STUDENT-CENTRED LEARNING WITHIN CONTEMPORARY CONTEXTS: CRITICAL INQUIRIES RELATED TO TECHNOLOGY-DRIVEN PRACTICES

F. Shroff

Adler School of Professional Psychology (CANADA)

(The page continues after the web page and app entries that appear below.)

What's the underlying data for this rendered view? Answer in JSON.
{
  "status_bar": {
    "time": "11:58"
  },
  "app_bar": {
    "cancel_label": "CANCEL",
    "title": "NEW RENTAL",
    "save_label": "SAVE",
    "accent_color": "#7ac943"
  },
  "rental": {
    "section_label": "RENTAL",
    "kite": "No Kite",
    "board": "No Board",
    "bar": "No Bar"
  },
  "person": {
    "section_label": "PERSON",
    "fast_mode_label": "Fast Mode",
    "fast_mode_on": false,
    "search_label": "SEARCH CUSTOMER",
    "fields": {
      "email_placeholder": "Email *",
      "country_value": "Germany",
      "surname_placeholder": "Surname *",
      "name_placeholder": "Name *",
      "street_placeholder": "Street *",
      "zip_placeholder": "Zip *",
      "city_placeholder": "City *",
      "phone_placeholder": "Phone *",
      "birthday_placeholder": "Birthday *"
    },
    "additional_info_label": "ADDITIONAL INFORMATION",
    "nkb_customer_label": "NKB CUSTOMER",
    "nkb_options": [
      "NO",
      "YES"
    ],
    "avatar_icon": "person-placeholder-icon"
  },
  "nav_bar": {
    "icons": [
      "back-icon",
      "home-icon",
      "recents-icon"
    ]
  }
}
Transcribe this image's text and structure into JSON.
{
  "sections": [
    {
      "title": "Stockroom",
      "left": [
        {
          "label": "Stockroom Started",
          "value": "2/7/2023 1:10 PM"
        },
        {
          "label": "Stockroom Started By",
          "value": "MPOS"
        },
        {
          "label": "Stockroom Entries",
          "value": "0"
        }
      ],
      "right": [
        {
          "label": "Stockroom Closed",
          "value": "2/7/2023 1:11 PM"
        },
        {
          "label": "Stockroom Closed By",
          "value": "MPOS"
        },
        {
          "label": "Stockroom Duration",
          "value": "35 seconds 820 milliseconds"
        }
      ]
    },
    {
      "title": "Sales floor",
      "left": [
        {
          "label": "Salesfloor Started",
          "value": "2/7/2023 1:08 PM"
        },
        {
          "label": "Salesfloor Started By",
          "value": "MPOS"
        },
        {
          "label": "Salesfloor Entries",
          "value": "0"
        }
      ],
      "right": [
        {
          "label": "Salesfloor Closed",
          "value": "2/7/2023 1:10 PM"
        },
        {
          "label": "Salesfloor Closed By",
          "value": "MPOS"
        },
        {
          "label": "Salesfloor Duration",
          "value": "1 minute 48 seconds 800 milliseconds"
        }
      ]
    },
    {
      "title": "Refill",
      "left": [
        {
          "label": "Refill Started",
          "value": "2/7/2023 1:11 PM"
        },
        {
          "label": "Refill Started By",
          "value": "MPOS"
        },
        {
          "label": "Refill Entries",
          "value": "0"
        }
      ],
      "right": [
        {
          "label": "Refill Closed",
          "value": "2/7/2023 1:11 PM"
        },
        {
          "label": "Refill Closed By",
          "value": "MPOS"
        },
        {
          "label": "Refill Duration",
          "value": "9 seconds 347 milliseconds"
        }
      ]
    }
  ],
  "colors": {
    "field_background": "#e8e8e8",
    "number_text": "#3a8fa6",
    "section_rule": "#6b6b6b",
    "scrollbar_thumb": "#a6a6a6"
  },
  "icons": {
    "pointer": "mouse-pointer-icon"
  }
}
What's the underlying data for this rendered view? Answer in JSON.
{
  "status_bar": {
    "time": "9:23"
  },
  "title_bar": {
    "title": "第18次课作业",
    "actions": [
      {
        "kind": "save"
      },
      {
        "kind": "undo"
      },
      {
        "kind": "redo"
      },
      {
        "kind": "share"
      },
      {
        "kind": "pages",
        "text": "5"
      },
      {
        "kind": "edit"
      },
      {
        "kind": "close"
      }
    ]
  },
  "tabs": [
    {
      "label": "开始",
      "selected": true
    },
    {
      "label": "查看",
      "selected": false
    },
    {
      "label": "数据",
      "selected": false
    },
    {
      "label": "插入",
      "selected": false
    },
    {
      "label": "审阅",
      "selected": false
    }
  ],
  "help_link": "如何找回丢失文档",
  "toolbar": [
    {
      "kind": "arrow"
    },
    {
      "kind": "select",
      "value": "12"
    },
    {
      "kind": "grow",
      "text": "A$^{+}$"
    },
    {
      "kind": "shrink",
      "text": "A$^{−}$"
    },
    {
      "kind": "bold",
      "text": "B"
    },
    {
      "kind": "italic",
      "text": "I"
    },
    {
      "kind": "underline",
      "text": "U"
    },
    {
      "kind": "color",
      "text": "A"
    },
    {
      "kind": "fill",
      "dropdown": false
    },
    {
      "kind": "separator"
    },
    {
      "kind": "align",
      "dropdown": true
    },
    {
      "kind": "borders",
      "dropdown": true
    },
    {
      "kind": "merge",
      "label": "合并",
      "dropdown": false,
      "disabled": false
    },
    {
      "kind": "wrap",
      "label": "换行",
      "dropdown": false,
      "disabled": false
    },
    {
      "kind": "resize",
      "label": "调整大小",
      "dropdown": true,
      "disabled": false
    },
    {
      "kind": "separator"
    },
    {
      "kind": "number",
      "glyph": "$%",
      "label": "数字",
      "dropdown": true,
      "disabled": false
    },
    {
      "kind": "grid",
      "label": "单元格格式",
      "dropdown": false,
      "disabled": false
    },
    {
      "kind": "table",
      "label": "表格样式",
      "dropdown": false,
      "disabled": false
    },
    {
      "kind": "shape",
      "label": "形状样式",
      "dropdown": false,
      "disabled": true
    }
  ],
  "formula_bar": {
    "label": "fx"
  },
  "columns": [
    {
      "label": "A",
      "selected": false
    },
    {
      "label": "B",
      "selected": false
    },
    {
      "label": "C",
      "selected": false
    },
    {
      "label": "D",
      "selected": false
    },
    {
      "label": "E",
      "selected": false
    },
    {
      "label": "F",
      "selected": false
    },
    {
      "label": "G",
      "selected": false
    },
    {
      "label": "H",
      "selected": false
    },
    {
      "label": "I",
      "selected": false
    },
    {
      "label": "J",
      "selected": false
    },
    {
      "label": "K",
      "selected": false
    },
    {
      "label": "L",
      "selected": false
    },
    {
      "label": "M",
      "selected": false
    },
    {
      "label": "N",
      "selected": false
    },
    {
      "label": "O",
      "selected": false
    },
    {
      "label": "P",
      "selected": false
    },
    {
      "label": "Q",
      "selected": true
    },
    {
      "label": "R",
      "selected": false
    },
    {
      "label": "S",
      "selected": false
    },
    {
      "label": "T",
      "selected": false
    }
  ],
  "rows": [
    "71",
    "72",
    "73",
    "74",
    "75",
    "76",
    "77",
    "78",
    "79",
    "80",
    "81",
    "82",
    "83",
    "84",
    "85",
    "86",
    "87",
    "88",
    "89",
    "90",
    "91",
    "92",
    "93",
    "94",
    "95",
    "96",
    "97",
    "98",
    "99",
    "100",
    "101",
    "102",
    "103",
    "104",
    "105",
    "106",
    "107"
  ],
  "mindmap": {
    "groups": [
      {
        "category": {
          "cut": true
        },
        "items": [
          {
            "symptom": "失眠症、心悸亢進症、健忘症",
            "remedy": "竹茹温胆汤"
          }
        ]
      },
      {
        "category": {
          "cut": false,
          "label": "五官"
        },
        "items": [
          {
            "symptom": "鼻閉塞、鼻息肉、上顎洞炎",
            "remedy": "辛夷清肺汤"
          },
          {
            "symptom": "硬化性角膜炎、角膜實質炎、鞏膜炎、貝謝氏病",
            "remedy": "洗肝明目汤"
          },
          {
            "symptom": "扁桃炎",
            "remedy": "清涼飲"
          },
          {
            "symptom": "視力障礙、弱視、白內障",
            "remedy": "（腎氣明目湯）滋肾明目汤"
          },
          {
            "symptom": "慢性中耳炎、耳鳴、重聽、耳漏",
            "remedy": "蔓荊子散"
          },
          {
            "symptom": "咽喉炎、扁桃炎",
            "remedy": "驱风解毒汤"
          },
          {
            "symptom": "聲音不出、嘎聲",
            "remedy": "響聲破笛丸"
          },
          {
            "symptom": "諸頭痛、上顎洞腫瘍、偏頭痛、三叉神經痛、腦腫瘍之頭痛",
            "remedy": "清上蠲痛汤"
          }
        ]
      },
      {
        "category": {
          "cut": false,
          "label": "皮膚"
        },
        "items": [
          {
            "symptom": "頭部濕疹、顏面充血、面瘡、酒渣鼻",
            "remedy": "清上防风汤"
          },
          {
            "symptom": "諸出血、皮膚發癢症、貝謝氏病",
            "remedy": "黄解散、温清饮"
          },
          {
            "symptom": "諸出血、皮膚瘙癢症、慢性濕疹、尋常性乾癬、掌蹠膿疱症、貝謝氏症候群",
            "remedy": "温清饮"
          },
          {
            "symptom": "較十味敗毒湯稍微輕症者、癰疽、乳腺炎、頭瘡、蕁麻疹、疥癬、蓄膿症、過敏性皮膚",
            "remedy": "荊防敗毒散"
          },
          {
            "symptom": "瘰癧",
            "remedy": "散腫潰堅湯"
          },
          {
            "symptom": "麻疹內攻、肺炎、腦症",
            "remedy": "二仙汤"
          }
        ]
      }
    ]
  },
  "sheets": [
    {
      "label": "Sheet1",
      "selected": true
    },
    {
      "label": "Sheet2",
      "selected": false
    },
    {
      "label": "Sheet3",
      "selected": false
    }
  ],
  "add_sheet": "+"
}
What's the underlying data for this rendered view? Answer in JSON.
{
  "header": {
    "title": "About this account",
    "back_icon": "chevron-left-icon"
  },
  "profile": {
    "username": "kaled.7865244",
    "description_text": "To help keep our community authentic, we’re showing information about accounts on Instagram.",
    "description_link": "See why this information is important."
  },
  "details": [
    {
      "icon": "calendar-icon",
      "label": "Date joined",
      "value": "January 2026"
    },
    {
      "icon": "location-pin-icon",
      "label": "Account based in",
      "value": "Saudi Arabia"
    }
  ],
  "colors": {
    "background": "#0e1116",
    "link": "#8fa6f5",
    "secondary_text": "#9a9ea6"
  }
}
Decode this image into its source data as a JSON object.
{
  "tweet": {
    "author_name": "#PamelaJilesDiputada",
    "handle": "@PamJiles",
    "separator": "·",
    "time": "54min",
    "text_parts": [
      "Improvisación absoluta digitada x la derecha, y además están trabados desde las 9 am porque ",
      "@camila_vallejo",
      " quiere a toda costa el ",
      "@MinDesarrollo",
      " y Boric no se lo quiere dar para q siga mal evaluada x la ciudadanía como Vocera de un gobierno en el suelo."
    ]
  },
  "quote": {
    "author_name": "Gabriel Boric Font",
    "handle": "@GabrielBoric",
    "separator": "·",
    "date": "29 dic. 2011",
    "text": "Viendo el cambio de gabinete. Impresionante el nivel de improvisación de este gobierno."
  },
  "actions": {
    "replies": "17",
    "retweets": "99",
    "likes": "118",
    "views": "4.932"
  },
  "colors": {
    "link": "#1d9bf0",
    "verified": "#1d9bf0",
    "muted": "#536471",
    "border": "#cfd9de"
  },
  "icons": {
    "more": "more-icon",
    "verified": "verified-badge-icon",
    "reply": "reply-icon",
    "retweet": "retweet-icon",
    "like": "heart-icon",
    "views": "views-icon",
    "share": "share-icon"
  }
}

Universities around the world are embracing online learning at a rapid pace. In this presentation I will discuss various aspects of online learning with specific application to the fields of community development, social justice and community psychology. Because most post-secondary institutions use asynchronous modes of online teaching, most of the presentation will focuson this category of technology-driven teaching. I will examine the many benefits of online learning for various learners, particularly those in rural areas, care providers and others. Best practices for online learning, with a focus on student engagement will also be included. Creating an online learning community helps students to feel a personal and emotional connection to the subject, their professor & their peers; this is especially important because of need for greater self-discipline since most of the work is completed by the student alone at the computer. Students in online educational settings tend to learn best when they feel a heightened sense of co-presence, when they are immersed in the learning experience and have opportunities for collaboration. Faculty members stimulate intellectual development by creating natural critical learning environments, generating provocative questions,reflecting on students’ ideas and using technology to create rich content. On the other hand, fostering critical thinking skills, particularly on topics related to social injustice--racism, imperialism, poverty and inequities--is challenging in any learning environment. Online learning environments heighten these challenges because students are not in the same location as the educator. Given that approximately 75% of communication is non-verbal, learning is limited to more 'flat' modes in online delivery methods. For politically charged subject matter, this lack of face to face communication can be a significant hurdle to effective learning. This presentation will thus delve into various androgogical dilemmas related to certain areas within social and behavioral sciences. Are distance education learning methodologies suited to all disciplines? The presentation will conclude with an economical analysis of the application of online learning technologies.